### Exercise requirements
Scan the entries that follow for the word "name", then report every line in which it appears.

### Recorded data
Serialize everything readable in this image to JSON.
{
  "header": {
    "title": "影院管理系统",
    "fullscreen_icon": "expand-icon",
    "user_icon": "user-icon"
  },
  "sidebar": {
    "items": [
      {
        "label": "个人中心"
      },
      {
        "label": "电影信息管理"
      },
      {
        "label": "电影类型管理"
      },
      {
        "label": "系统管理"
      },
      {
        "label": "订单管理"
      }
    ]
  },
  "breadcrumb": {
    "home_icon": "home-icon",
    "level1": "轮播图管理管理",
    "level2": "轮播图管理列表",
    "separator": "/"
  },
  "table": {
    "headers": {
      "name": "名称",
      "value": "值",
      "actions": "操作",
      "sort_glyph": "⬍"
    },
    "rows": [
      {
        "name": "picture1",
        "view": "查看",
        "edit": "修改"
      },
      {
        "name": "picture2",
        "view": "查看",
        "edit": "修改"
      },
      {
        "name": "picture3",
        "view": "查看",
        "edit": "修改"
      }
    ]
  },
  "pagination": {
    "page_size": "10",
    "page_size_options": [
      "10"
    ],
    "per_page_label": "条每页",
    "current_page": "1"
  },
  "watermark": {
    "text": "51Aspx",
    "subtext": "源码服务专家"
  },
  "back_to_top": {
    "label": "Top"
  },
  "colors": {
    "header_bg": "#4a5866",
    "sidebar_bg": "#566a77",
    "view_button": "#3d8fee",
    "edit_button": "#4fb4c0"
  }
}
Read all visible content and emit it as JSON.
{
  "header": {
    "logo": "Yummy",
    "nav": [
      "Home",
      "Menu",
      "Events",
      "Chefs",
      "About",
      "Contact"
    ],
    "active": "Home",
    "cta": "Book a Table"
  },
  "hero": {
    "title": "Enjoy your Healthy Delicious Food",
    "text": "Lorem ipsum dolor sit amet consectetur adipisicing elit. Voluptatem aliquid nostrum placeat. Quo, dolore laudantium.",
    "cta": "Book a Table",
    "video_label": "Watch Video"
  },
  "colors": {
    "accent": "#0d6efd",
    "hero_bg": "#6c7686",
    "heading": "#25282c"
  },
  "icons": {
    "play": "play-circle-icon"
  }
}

### Written answer
      "name": "名称",
        "name": "picture1",
        "name": "picture2",
        "name": "picture3",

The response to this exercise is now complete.